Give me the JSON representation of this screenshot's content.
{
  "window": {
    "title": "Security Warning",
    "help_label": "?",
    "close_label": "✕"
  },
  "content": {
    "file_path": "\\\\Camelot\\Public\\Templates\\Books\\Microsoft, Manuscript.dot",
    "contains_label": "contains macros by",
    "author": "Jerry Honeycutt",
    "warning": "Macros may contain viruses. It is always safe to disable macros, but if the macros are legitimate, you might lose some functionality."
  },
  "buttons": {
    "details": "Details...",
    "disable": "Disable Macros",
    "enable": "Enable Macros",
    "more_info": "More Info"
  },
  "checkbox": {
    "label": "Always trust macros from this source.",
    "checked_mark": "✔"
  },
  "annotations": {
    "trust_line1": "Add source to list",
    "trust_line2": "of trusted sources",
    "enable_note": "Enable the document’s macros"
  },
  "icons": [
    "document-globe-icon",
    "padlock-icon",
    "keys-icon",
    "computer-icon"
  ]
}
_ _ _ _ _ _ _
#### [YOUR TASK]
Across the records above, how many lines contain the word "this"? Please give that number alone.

#### [ANSWER BOX]
2